6. Cross your right knee over the left again and tilt both legs to the right and back a few times. Has this movement changed? Can your legs tilt further or more easily? Does your-spine participate more fully?
7. Now change over the crossing of your legs and start tilting both legs to the left. Do you do it differently on this side? Repeat steps 3 through 6, tilting your legs to the left and your arms to the right this time.
8. Cross your right knee over the left, tilt your legs easily to the right and leave them there. Bring your hands behind your head and interlace your fingers. Use your hands to help lift and lower your head a few times, bringing your elbows towards each other as you lift your head so that your arms are cradling your head. Exhale as you lift your head and inhale as you bring it back down.

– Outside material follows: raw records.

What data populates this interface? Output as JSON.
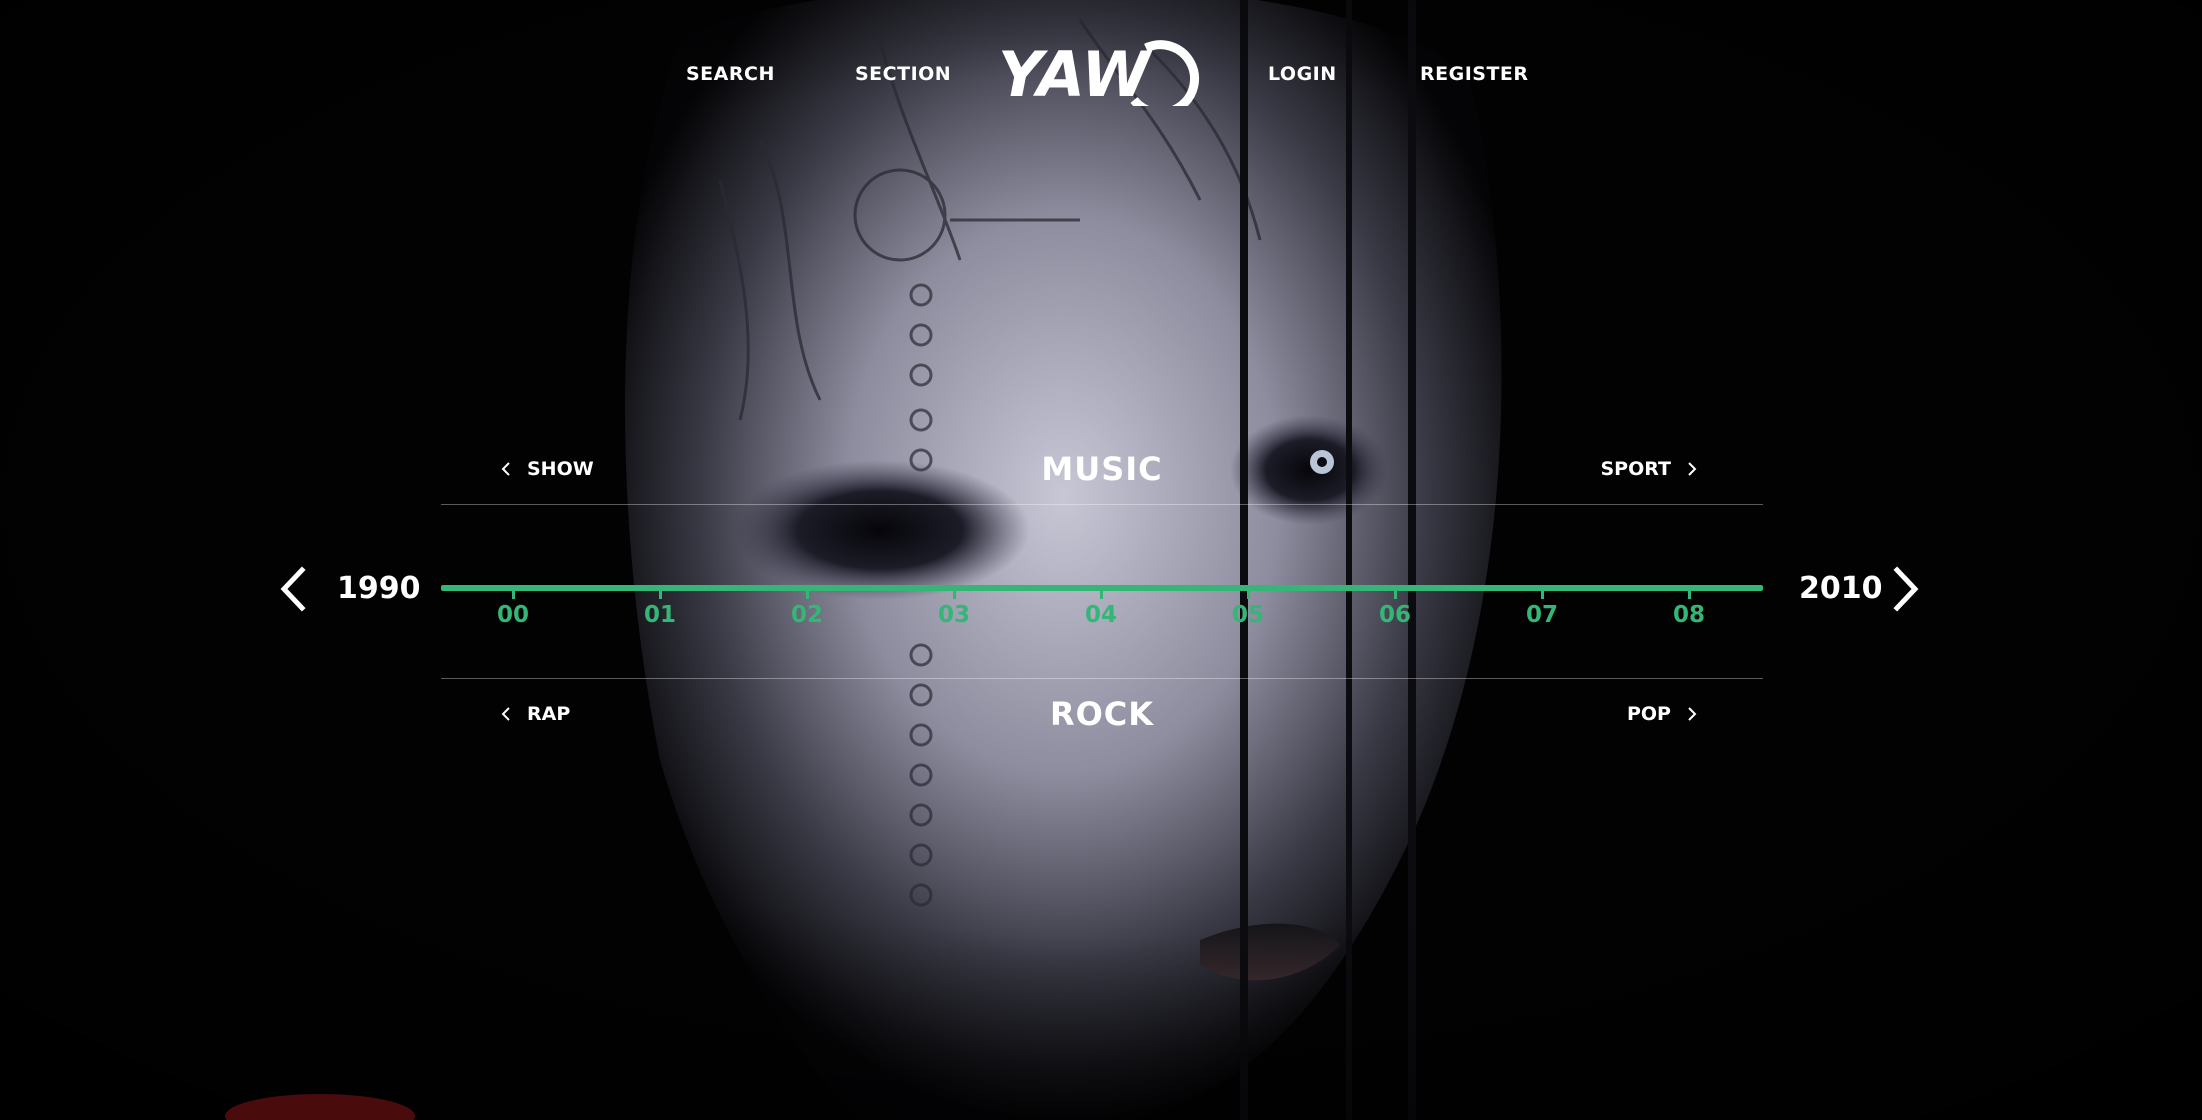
{
  "nav": {
    "search_label": "SEARCH",
    "section_label": "SECTION",
    "login_label": "LOGIN",
    "register_label": "REGISTER"
  },
  "logo": {
    "text": "YAW"
  },
  "section_switcher": {
    "prev_label": "SHOW",
    "current_label": "MUSIC",
    "next_label": "SPORT"
  },
  "genre_switcher": {
    "prev_label": "RAP",
    "current_label": "ROCK",
    "next_label": "POP"
  },
  "timeline": {
    "start_year": "1990",
    "end_year": "2010",
    "ticks": [
      "00",
      "01",
      "02",
      "03",
      "04",
      "05",
      "06",
      "07",
      "08"
    ],
    "accent_color": "#33b676"
  },
  "icons": {
    "year_prev": "chevron-left-icon",
    "year_next": "chevron-right-icon",
    "category_prev": "chevron-left-small-icon",
    "category_next": "chevron-right-small-icon"
  }
}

Try to do most of the work with your stomache muscles. Observe the changes in floor contact of the ribs, spine, and pelvis as you do this movement. Rest for a minute and notice if your torso has more contact with the floor.

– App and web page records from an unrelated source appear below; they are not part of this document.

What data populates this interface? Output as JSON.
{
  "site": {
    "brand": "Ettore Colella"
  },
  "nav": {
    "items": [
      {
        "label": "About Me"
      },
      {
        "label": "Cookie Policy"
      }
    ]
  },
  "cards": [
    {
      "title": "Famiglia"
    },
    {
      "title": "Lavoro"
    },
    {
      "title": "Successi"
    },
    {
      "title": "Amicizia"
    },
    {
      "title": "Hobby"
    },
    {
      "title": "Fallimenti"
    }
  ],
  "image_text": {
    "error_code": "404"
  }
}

9. This time, cross your left knee over the right, and tilt both legs to the left and leave them there. Interlace your fingers in the non-habitual way behind your head and continue lifting and lowering your head with the assistance of your arms. Again, observe carefully the effect of this movement on your ribs, spine, and pelvis.
10. After a short rest, bend your knees again and leave them uncrossed. Interlace your hands behind your head and lift and lower your head a few times. Try it with both interlacings of your fingers and notice which is easier. Stretch out and rest and notice if the relationship of your lower back to the floor has changed.
11. Bend your knees and spread your feet comfortably apart. Put your right hand under your left armpit on the left shoulder blade and bring your left arm across the right and get hold of your right shoulder blade. Start rolling your torso left and right turning your head in the same direction. Use your hands to help lift your shoulders. Keep your pelvis more or less still. Start slowly and, as you grow comfortable with the movement, gradually increase the speed without increasing the effort. Rest briefly and then try the same movement with your arms crossed the other way. Stretch out and rest.
12. Cross your arms over your chest as before (whichever way you like) and bend your knees again. Open your eyes and fix your eyes on the ceiling. Rock your torso from side to side without moving your head. Do a small enough movement that you can do it gently and easily. Rest and then try doing the movement turning your head gently in the opposite direction of your torso. After another rest, try rocking with your head moving in the same direction again and notice if it has changed. Do it with both crossing of the arms.
13. Stretch out and rest. Compare your contact with the floor to the contact you had at the beginning of the lesson. Is the lower back closer to the floor? Do your ribs and pelvis feel softer and touch more of the floor? Has your breathing changed?
14. Slowly roll to one side and sit up and, from there, stand up. Are you standing any differently? What does the contact of your feet with the floor feel like now? Does it take less effort to stand? How do your head and shoulders feel now? Try twisting your body left and right a few times and notice if this has changed.